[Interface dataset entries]
+++++

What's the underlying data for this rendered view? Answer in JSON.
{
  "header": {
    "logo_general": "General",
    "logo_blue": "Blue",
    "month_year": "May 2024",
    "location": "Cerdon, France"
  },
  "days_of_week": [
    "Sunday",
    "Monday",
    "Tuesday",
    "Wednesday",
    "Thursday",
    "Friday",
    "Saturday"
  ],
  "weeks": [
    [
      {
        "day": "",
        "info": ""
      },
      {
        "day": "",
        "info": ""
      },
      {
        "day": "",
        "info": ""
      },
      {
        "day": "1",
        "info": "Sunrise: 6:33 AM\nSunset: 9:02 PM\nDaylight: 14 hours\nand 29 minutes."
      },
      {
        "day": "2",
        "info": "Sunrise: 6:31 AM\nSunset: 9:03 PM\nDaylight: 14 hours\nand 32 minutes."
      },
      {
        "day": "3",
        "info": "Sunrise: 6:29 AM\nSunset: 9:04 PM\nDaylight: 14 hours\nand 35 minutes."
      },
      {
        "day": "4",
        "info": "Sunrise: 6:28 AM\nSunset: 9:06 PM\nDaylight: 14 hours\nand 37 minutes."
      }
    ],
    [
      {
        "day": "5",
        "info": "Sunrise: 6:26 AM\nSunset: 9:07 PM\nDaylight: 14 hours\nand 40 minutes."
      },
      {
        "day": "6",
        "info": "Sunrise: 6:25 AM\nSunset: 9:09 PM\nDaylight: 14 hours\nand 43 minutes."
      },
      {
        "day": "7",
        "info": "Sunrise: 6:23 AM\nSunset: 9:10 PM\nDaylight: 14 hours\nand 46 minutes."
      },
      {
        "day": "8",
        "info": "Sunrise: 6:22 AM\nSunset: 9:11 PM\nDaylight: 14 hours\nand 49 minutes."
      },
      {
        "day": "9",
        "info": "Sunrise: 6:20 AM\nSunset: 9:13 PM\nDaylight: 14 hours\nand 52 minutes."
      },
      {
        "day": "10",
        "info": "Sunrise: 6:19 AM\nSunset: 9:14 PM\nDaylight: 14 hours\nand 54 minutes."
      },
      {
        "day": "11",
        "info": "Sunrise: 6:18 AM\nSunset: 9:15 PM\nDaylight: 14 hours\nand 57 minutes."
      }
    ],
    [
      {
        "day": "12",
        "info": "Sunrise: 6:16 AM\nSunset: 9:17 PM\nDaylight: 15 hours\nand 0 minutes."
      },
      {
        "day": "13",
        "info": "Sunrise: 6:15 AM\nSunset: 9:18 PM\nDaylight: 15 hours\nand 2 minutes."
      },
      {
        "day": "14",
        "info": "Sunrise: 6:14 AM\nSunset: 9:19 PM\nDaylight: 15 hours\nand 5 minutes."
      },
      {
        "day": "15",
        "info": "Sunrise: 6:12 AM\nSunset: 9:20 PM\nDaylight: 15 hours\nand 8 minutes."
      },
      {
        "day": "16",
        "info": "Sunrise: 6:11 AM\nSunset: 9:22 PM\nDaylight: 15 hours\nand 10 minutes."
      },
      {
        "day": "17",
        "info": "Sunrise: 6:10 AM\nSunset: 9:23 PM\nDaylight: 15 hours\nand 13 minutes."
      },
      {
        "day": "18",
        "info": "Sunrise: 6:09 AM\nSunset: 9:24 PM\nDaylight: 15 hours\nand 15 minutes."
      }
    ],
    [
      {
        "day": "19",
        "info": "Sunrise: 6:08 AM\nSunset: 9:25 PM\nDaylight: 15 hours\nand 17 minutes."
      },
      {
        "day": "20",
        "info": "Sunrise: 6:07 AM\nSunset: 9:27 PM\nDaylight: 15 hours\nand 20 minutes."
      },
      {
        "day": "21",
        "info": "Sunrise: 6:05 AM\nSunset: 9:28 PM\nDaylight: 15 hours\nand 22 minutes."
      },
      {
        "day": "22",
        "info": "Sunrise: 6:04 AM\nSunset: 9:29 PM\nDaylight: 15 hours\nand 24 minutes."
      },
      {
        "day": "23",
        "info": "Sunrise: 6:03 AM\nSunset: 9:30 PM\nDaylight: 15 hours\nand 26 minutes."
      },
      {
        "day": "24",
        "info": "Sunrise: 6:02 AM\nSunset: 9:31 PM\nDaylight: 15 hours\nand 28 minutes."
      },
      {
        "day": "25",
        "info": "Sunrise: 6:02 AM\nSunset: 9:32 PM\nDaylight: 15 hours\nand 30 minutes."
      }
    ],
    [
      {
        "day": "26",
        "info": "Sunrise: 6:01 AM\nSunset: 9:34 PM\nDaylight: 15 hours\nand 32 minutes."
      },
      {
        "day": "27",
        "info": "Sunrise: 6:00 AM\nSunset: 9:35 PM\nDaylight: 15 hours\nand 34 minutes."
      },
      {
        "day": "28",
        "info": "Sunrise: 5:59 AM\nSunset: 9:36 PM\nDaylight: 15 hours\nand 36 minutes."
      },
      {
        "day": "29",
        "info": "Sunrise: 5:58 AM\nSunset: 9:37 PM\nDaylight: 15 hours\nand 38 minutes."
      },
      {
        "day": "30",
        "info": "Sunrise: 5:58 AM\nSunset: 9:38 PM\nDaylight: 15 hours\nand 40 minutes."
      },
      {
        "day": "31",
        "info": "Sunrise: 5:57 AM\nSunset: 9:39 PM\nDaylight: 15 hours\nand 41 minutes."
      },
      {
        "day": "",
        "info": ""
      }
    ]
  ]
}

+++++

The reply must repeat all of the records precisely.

What's the underlying data for this rendered view? Answer in JSON.
{
  "header": {
    "logo_general": "General",
    "logo_blue": "Blue",
    "month_year": "May 2024",
    "location": "Cerdon, France"
  },
  "days_of_week": [
    "Sunday",
    "Monday",
    "Tuesday",
    "Wednesday",
    "Thursday",
    "Friday",
    "Saturday"
  ],
  "weeks": [
    [
      {
        "day": "",
        "info": ""
      },
      {
        "day": "",
        "info": ""
      },
      {
        "day": "",
        "info": ""
      },
      {
        "day": "1",
        "info": "Sunrise: 6:33 AM\nSunset: 9:02 PM\nDaylight: 14 hours\nand 29 minutes."
      },
      {
        "day": "2",
        "info": "Sunrise: 6:31 AM\nSunset: 9:03 PM\nDaylight: 14 hours\nand 32 minutes."
      },
      {
        "day": "3",
        "info": "Sunrise: 6:29 AM\nSunset: 9:04 PM\nDaylight: 14 hours\nand 35 minutes."
      },
      {
        "day": "4",
        "info": "Sunrise: 6:28 AM\nSunset: 9:06 PM\nDaylight: 14 hours\nand 37 minutes."
      }
    ],
    [
      {
        "day": "5",
        "info": "Sunrise: 6:26 AM\nSunset: 9:07 PM\nDaylight: 14 hours\nand 40 minutes."
      },
      {
        "day": "6",
        "info": "Sunrise: 6:25 AM\nSunset: 9:09 PM\nDaylight: 14 hours\nand 43 minutes."
      },
      {
        "day": "7",
        "info": "Sunrise: 6:23 AM\nSunset: 9:10 PM\nDaylight: 14 hours\nand 46 minutes."
      },
      {
        "day": "8",
        "info": "Sunrise: 6:22 AM\nSunset: 9:11 PM\nDaylight: 14 hours\nand 49 minutes."
      },
      {
        "day": "9",
        "info": "Sunrise: 6:20 AM\nSunset: 9:13 PM\nDaylight: 14 hours\nand 52 minutes."
      },
      {
        "day": "10",
        "info": "Sunrise: 6:19 AM\nSunset: 9:14 PM\nDaylight: 14 hours\nand 54 minutes."
      },
      {
        "day": "11",
        "info": "Sunrise: 6:18 AM\nSunset: 9:15 PM\nDaylight: 14 hours\nand 57 minutes."
      }
    ],
    [
      {
        "day": "12",
        "info": "Sunrise: 6:16 AM\nSunset: 9:17 PM\nDaylight: 15 hours\nand 0 minutes."
      },
      {
        "day": "13",
        "info": "Sunrise: 6:15 AM\nSunset: 9:18 PM\nDaylight: 15 hours\nand 2 minutes."
      },
      {
        "day": "14",
        "info": "Sunrise: 6:14 AM\nSunset: 9:19 PM\nDaylight: 15 hours\nand 5 minutes."
      },
      {
        "day": "15",
        "info": "Sunrise: 6:12 AM\nSunset: 9:20 PM\nDaylight: 15 hours\nand 8 minutes."
      },
      {
        "day": "16",
        "info": "Sunrise: 6:11 AM\nSunset: 9:22 PM\nDaylight: 15 hours\nand 10 minutes."
      },
      {
        "day": "17",
        "info": "Sunrise: 6:10 AM\nSunset: 9:23 PM\nDaylight: 15 hours\nand 13 minutes."
      },
      {
        "day": "18",
        "info": "Sunrise: 6:09 AM\nSunset: 9:24 PM\nDaylight: 15 hours\nand 15 minutes."
      }
    ],
    [
      {
        "day": "19",
        "info": "Sunrise: 6:08 AM\nSunset: 9:25 PM\nDaylight: 15 hours\nand 17 minutes."
      },
      {
        "day": "20",
        "info": "Sunrise: 6:07 AM\nSunset: 9:27 PM\nDaylight: 15 hours\nand 20 minutes."
      },
      {
        "day": "21",
        "info": "Sunrise: 6:05 AM\nSunset: 9:28 PM\nDaylight: 15 hours\nand 22 minutes."
      },
      {
        "day": "22",
        "info": "Sunrise: 6:04 AM\nSunset: 9:29 PM\nDaylight: 15 hours\nand 24 minutes."
      },
      {
        "day": "23",
        "info": "Sunrise: 6:03 AM\nSunset: 9:30 PM\nDaylight: 15 hours\nand 26 minutes."
      },
      {
        "day": "24",
        "info": "Sunrise: 6:02 AM\nSunset: 9:31 PM\nDaylight: 15 hours\nand 28 minutes."
      },
      {
        "day": "25",
        "info": "Sunrise: 6:02 AM\nSunset: 9:32 PM\nDaylight: 15 hours\nand 30 minutes."
      }
    ],
    [
      {
        "day": "26",
        "info": "Sunrise: 6:01 AM\nSunset: 9:34 PM\nDaylight: 15 hours\nand 32 minutes."
      },
      {
        "day": "27",
        "info": "Sunrise: 6:00 AM\nSunset: 9:35 PM\nDaylight: 15 hours\nand 34 minutes."
      },
      {
        "day": "28",
        "info": "Sunrise: 5:59 AM\nSunset: 9:36 PM\nDaylight: 15 hours\nand 36 minutes."
      },
      {
        "day": "29",
        "info": "Sunrise: 5:58 AM\nSunset: 9:37 PM\nDaylight: 15 hours\nand 38 minutes."
      },
      {
        "day": "30",
        "info": "Sunrise: 5:58 AM\nSunset: 9:38 PM\nDaylight: 15 hours\nand 40 minutes."
      },
      {
        "day": "31",
        "info": "Sunrise: 5:57 AM\nSunset: 9:39 PM\nDaylight: 15 hours\nand 41 minutes."
      },
      {
        "day": "",
        "info": ""
      }
    ]
  ]
}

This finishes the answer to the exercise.